"You can put me down on the list of people who find [our act] difficult to describe," says Andrew Connor, one half of the Washington-based comedy duo. "It's a little bit of a hybrid between a sketch show and a really strange play."
Their latest, Meanwhile, Everywhere, at the Manitou Art Theatre this weekend, brings high-concept comedy and break-neck physical performance.
"We sing a little bit, we dance, we use puppets, and try to have as much theatrical variety in the show as possible," says Connor.
Connor and Mike Mathieu became friends while attending Ohio Wesleyan University. There, they studied theater and dance, and were members of the Babbling Bishops improvisational comedy troupe. In 2004, the two moved to Bellingham, Wash., where they earned a late-night comedy spot at the iDiOM Theater, a venue devoted to original works.
Behind a name assigned to a "country music superstar who Mike created to parody commercial country music," it didn't take long before the Cody Rivers Show earned a reputation for baffling audiences with the unexpected.
"We're really trying hard not to imitate other comedy that we've seen," says Connor. "It's something we really have placed a high priority on."
The main reason for this, Connor says, is simply that "it would bore us. And it wouldn't be worthwhile to the audience if we [performed] something that had already been done before."
And in a society where humor so often relies upon regurgitated quotes from The Office, or the latest YouTube imitation, performers like Connor and Mathieu impress by striving to challenge themselves and their audience.
Meanwhile, Everywhere is comprised of roughly a dozen sketches, which, as Connor explains, "are all their own kind of worlds." Running throughout the performance, however, are interwoven storylines and recurring themes that seamlessly unite the piece.
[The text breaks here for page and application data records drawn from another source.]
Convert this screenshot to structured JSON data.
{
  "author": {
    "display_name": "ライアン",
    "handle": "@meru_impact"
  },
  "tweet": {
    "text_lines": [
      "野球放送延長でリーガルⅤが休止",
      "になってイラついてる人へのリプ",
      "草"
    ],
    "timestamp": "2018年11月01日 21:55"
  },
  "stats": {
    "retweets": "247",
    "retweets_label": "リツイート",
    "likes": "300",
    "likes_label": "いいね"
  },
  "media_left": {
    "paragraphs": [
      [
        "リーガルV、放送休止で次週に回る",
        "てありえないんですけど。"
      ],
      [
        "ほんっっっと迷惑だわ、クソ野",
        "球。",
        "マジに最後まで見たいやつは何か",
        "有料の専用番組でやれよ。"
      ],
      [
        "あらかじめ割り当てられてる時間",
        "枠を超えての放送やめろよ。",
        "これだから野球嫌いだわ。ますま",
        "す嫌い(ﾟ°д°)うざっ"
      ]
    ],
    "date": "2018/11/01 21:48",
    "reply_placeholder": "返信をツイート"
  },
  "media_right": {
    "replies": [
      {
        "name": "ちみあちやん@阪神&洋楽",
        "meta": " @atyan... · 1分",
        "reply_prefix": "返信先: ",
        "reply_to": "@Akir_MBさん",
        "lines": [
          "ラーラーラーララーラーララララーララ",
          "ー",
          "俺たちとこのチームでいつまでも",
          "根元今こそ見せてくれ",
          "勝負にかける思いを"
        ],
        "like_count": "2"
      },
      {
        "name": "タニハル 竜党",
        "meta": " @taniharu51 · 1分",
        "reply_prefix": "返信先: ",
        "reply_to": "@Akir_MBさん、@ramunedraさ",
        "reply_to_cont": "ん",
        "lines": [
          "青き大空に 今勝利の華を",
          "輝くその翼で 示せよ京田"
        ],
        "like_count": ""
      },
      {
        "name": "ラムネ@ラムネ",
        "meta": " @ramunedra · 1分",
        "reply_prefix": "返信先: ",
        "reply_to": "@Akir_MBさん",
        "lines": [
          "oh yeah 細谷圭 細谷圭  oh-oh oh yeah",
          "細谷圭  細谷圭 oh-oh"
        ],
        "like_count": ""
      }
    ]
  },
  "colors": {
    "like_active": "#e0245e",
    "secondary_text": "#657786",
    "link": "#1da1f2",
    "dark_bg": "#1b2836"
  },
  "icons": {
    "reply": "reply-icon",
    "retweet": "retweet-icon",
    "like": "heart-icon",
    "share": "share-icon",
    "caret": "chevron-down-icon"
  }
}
In one of the scenes, desperate mechanics conspire to commit a crime in order to cover up some unforeseen expenses. In another, Connor takes a moment to thank his brain for its ability to remember, by writing a letter to it on an imaginary notepad. Characters exhibit an occult-like fascination with mathematics while the work of an ambiguous religious group permeates every sketch.
"We give ourselves a lot of free license to put whatever we want in the show, as long as it's kind of funny," says Connor. "We never make something up, and then say, 'Oh wait that's not sketch comedy.'"